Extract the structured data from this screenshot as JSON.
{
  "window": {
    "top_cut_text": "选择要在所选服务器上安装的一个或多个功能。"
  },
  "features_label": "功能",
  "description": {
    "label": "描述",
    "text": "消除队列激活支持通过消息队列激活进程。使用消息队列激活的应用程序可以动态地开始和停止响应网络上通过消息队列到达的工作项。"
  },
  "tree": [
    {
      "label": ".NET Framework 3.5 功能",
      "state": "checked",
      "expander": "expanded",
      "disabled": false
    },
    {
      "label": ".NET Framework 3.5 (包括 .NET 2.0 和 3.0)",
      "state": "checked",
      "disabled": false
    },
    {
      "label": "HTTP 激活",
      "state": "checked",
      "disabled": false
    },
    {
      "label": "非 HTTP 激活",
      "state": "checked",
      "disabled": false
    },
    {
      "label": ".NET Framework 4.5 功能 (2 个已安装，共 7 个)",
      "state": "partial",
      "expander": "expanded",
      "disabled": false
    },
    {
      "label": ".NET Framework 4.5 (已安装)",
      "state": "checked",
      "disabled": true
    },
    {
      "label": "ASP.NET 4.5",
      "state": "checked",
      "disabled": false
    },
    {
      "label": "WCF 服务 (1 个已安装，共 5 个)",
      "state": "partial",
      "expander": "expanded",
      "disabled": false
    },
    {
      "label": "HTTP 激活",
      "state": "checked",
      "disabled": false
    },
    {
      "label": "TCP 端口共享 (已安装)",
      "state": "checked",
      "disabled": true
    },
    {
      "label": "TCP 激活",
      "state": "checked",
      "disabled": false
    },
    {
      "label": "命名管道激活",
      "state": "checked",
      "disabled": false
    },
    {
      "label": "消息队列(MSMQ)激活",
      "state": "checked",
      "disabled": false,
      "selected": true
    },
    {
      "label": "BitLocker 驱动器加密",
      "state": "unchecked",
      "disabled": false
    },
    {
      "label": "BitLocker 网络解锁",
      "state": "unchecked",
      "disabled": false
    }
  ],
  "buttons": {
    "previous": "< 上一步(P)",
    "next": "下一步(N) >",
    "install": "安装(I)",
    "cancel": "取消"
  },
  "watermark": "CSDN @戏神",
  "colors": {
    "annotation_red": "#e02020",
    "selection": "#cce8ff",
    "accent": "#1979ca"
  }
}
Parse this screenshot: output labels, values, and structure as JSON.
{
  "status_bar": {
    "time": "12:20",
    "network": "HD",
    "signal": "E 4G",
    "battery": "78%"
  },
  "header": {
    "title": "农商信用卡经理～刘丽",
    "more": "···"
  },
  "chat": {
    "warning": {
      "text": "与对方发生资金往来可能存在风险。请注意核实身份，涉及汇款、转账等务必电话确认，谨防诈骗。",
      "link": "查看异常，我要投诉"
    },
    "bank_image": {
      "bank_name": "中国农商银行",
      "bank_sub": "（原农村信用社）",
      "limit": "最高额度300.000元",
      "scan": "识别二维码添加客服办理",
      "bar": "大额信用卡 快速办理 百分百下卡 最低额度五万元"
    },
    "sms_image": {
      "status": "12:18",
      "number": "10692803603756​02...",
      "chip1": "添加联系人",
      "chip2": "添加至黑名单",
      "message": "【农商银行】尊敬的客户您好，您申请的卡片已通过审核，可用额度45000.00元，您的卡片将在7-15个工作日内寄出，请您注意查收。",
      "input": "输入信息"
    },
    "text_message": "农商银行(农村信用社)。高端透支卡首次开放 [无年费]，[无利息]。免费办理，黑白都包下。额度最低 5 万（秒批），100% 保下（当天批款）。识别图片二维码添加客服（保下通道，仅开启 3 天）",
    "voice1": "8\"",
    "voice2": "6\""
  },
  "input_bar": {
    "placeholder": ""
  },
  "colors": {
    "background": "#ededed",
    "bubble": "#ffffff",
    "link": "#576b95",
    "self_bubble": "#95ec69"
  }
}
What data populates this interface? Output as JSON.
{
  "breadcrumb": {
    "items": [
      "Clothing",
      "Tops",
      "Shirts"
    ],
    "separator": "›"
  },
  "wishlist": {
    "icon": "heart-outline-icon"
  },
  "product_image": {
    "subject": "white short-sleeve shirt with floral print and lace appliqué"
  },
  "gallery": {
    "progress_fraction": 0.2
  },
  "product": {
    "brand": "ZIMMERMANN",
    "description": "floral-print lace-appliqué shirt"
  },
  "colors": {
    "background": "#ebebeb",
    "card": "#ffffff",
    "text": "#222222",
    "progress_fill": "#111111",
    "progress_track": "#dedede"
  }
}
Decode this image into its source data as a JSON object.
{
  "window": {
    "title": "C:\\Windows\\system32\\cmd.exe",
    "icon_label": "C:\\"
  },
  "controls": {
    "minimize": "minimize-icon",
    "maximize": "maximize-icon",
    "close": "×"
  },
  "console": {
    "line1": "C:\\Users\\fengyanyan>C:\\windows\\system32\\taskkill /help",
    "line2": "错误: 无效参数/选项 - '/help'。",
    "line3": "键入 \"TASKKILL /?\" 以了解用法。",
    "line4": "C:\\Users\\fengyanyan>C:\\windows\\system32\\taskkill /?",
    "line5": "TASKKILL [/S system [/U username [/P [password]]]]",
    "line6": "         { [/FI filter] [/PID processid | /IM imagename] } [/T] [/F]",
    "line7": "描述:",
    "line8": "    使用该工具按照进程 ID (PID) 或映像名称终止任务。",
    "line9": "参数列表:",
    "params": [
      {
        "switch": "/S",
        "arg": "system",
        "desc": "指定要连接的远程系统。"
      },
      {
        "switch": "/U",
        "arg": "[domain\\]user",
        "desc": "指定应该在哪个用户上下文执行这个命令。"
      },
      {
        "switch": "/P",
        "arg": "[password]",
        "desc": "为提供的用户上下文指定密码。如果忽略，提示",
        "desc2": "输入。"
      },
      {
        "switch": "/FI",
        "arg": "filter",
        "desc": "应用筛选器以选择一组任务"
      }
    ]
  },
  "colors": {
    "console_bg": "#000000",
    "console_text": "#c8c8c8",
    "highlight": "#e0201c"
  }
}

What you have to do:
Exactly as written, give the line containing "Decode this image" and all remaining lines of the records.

Expected answer:
Decode this image into its source data as a JSON object.
{
  "window": {
    "title": "C:\\Windows\\system32\\cmd.exe",
    "icon_label": "C:\\"
  },
  "controls": {
    "minimize": "minimize-icon",
    "maximize": "maximize-icon",
    "close": "×"
  },
  "console": {
    "line1": "C:\\Users\\fengyanyan>C:\\windows\\system32\\taskkill /help",
    "line2": "错误: 无效参数/选项 - '/help'。",
    "line3": "键入 \"TASKKILL /?\" 以了解用法。",
    "line4": "C:\\Users\\fengyanyan>C:\\windows\\system32\\taskkill /?",
    "line5": "TASKKILL [/S system [/U username [/P [password]]]]",
    "line6": "         { [/FI filter] [/PID processid | /IM imagename] } [/T] [/F]",
    "line7": "描述:",
    "line8": "    使用该工具按照进程 ID (PID) 或映像名称终止任务。",
    "line9": "参数列表:",
    "params": [
      {
        "switch": "/S",
        "arg": "system",
        "desc": "指定要连接的远程系统。"
      },
      {
        "switch": "/U",
        "arg": "[domain\\]user",
        "desc": "指定应该在哪个用户上下文执行这个命令。"
      },
      {
        "switch": "/P",
        "arg": "[password]",
        "desc": "为提供的用户上下文指定密码。如果忽略，提示",
        "desc2": "输入。"
      },
      {
        "switch": "/FI",
        "arg": "filter",
        "desc": "应用筛选器以选择一组任务"
      }
    ]
  },
  "colors": {
    "console_bg": "#000000",
    "console_text": "#c8c8c8",
    "highlight": "#e0201c"
  }
}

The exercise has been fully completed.